I think it’s clear that what we can offer each other in midlife is a sense of intimacy that you don’t get any other place. All of us seem to need it, and very few of us have it. I read that the average couple married 15 years or more spends only 17 minutes a day talking about personal things.
If the man is having a greater struggle than the woman, what can she do to help?
Help him understand it has something to do with his time of life, that he’s not the only one going through it. Until recently, men never talked to each other about personal things. Try to get the man to talk about what’s bothering him, to discuss the overt problems such as depression, alcoholism or absenteeism at work. Unfortunately, it frightens some women when men show emotion. They’ll say the guy’s falling apart because he was crying the other night.
What do others do to exacerbate the problems of metapause?
After a couple separates, people say, “I’ll bet you’re really having fun,” and, “Wouldn’t it be nice to be like Fred?” But I had some time to do that after the breakup of my first marriage, and the other Freds I ran into weren’t very happy. However, when they saw old friends and relatives, they would say they were happy because they didn’t want to look like they’d made a poor decision.
What are some examples of escapist behavior?
One Los Angeles attorney went off to climb Mount Everest because he was losing control of his life. In another case a computer salesman’s business colleague died, and he became a fry cook at a ski resort. Another man was impotent one night, and the next day took up skydiving.
Is impotence a common problem?
I think impotence occurs sometimes with all men—generally secondary impotence, induced by such things as overeating or overdrinking. But it scares a guy half to death, because the male’s masculinity is so closely tied to his sexuality, even more than to his work. A great deal of secondary impotence is basically just being a spectator and worrying about it so that it happens again. Primary impotence—caused by medical problems—is rare, accounting for less than 10 percent of all cases.
Is there a decline in interest in sex as people reach midlife?
A common myth about sexuality is that you’re over the hill at midlife, but there is no evidence to that effect. People who are healthy can have good sex into their 80s. Sure, people take longer to be stimulated by one another at middle age. I can’t do as many pushups as I used to, but it doesn’t mean I can’t enjoy physical activity.

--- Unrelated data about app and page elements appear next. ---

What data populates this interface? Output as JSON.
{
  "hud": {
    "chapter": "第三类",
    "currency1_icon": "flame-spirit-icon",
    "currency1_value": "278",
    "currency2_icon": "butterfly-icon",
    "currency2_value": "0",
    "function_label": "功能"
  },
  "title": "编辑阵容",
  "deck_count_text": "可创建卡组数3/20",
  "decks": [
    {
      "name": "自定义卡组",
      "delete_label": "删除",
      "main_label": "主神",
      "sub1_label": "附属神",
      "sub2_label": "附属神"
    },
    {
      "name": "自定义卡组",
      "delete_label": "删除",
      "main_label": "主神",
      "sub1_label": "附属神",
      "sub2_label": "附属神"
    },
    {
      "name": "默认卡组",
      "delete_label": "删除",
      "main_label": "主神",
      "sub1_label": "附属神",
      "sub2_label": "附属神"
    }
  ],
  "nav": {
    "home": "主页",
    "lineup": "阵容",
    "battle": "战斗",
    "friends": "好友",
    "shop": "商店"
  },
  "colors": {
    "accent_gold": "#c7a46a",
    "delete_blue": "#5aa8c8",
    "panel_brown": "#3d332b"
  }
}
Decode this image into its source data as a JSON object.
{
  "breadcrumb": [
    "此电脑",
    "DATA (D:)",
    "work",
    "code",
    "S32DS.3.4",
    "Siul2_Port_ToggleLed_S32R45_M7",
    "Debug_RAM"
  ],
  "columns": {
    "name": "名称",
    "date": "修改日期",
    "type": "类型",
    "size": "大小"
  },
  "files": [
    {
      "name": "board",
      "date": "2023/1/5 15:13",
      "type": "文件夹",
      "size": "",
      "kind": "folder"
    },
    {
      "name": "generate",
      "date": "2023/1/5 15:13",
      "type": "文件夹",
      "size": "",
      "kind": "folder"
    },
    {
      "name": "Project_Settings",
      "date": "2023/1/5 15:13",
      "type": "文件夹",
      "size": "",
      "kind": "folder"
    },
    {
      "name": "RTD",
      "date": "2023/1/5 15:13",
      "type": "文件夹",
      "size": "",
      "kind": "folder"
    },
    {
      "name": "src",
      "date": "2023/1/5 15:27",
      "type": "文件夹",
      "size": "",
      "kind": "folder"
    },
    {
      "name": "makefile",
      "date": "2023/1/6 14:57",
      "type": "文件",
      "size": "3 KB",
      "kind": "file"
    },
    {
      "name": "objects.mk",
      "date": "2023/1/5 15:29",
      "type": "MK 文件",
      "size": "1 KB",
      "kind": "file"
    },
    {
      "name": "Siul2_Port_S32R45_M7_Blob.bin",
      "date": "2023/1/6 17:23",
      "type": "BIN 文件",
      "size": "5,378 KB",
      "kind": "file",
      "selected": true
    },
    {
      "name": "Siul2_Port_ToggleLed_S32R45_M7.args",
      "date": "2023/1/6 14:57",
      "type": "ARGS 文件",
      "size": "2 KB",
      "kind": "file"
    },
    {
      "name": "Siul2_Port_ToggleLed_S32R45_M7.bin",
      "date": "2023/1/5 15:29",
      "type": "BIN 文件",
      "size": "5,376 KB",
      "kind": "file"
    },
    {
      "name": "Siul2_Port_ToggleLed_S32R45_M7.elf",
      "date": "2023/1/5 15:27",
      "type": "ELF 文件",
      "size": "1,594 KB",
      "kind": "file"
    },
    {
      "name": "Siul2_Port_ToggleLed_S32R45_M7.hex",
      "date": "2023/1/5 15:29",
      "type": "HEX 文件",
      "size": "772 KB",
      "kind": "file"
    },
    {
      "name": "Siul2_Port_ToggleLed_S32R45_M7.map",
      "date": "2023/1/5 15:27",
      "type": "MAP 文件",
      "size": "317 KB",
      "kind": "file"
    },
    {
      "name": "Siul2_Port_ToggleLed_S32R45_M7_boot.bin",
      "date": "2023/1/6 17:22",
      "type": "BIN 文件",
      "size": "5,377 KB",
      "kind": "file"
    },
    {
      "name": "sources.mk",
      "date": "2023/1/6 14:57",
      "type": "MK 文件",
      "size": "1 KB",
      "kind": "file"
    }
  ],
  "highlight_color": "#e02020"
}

Can the metapause crisis be avoided?
Escapist behavior should be avoided, because too much drinking or blaming your wife or running off to Tahiti—the so-called Gauguin syndrome—doesn’t solve the problem, though it may relieve it for the moment. I think metapause ought to be faced as a positive time. In our groups we call it “scratching the gray itch.” Some of the scratching—looking around, questioning who you are or what you’re doing with the rest of your life—is valuable if coupled with new goals.
What steps can be taken to alleviate the trauma of metapause?
Kids need to know what parents are going through. Because productivity may be reduced during metapause, corporations must look at other things besides raises as incentives for their employees, such as giving older men positions advising younger employees. People have different needs when they’re in midlife. Stress costs corporations an estimated $2.5 billion per year, and my guess is that metapause problems cost an equal amount in terms of alcoholism, absenteeism and depression. I would like to see life-cycle courses taught in high school and college. We must learn what to expect at different stages of our lives. We have a kind of nirvana view of marriage and life, and that’s too bad. Why shouldn’t we struggle at times?